McGrath and Muise were making the trip to Gloucester for their own personal benefit. The trip had no connection with their employment by the defendant and he acquired no pecuniary gain or advantage from their transportation. At the time of the accident neither of these men was engaged in the performance of anything in which the defendant had an interest. His offer to transport them to and from Gloucester was not a part of the terms of their employment and it was not a matter incidental thereto. They were free to accept or reject the opportunity of riding with the defendant. He could not require them to accompany him. The plaintiffs urge that it was for the defendant's benefit that McGrath and Muise return to New Bedford in time to go on the fishing trip at midnight on Christmas. The accident did not occur on the return trip, and if it had we do not intimate that they would stand in any different relation to the defendant than they occupied on the trip to Gloucester. At the time of the accident they were being transported gratuitously and solely as a matter of accommodation to them. They were riding as guests of the defendant. Flynn v. Lewis, 231 Mass. 550 . Gaboury v. Tisdell, 261 Mass. 147 . Baker v. Hurwitch, 265 Mass. 360 . Jacobson v. Stone, 277 Mass. 323 . Perkins v. Gardner, 287 Mass. 114 . Roiko v. Aijala, 293 Mass. 149 .
The only direct evidence of the speed of the automobile was the testimony of the defendant that he was travelling twenty-five miles an hour just before the accident. The jury were not required to believe this testimony. The plaintiffs contend that the course of the automobile and the damage sustained by it show that it was proceeding at
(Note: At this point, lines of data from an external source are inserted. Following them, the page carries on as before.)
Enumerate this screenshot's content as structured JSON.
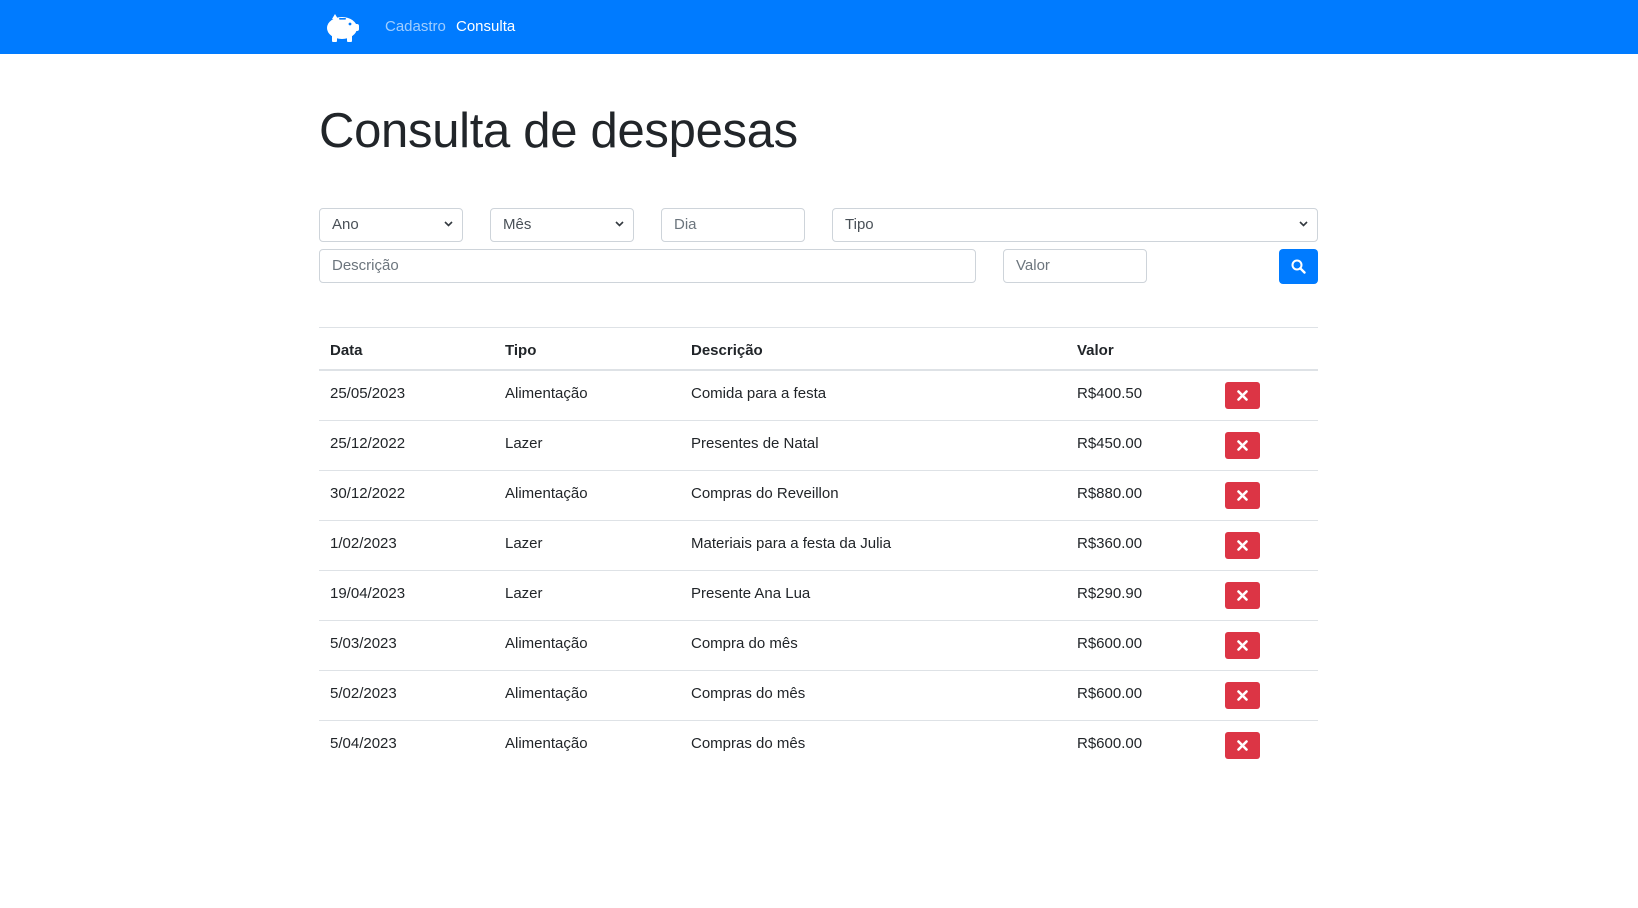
{
  "nav": {
    "brand_icon": "piggy-bank-icon",
    "links": [
      {
        "label": "Cadastro",
        "active": false
      },
      {
        "label": "Consulta",
        "active": true
      }
    ]
  },
  "page": {
    "title": "Consulta de despesas"
  },
  "filters": {
    "ano": {
      "value": "Ano",
      "icon": "chevron-down-icon"
    },
    "mes": {
      "value": "Mês",
      "icon": "chevron-down-icon"
    },
    "dia": {
      "placeholder": "Dia"
    },
    "tipo": {
      "value": "Tipo",
      "icon": "chevron-down-icon"
    },
    "descricao": {
      "placeholder": "Descrição"
    },
    "valor": {
      "placeholder": "Valor"
    },
    "search_icon": "search-icon"
  },
  "table": {
    "headers": [
      "Data",
      "Tipo",
      "Descrição",
      "Valor"
    ],
    "rows": [
      {
        "data": "25/05/2023",
        "tipo": "Alimentação",
        "descricao": "Comida para a festa",
        "valor": "R$400.50"
      },
      {
        "data": "25/12/2022",
        "tipo": "Lazer",
        "descricao": "Presentes de Natal",
        "valor": "R$450.00"
      },
      {
        "data": "30/12/2022",
        "tipo": "Alimentação",
        "descricao": "Compras do Reveillon",
        "valor": "R$880.00"
      },
      {
        "data": "1/02/2023",
        "tipo": "Lazer",
        "descricao": "Materiais para a festa da Julia",
        "valor": "R$360.00"
      },
      {
        "data": "19/04/2023",
        "tipo": "Lazer",
        "descricao": "Presente Ana Lua",
        "valor": "R$290.90"
      },
      {
        "data": "5/03/2023",
        "tipo": "Alimentação",
        "descricao": "Compra do mês",
        "valor": "R$600.00"
      },
      {
        "data": "5/02/2023",
        "tipo": "Alimentação",
        "descricao": "Compras do mês",
        "valor": "R$600.00"
      },
      {
        "data": "5/04/2023",
        "tipo": "Alimentação",
        "descricao": "Compras do mês",
        "valor": "R$600.00"
      }
    ],
    "delete_icon": "close-icon"
  },
  "colors": {
    "primary": "#007bff",
    "danger": "#dc3545",
    "border": "#dee2e6"
  }
}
a much higher rate of speed. The road curved sharply to the left where the wheel of the automobile, scraped for two feet by the curb, went over the curbstone. The automobile broke off a five-inch tree and went through the fence. The fence as shown by the photographs was not of such construction as to offer much resistance to an automobile. The damage sustained by the automobile might have been caused by its drop to the yard adjoining the way. We do not think that these physical factors, taken collectively, indicate that the automobile was driven at such a highly dangerous rate of speed as to indicate gross negligence on the part of the driver. Furthermore, there is no evidence that the automobile was not driven carefully and properly as it approached the place of the accident. The evidence would not support a finding of that indifference to duty and that high degree of culpability which are essential characteristics of gross negligence on the part of the defendant. There was no error in directing verdicts for the defendant. Adamian v. Messerlian, 292 Mass. 275 . Hebert v. Hicks, 299 Mass. 538 . Bruno v. Donahue, 305 Mass. 30 . Duval v. Duval, 307 Mass. 524 . Harvey v. Murphy, 308 Mass. 16 . DeSimone v. Pedonti, 308 Mass. 373 .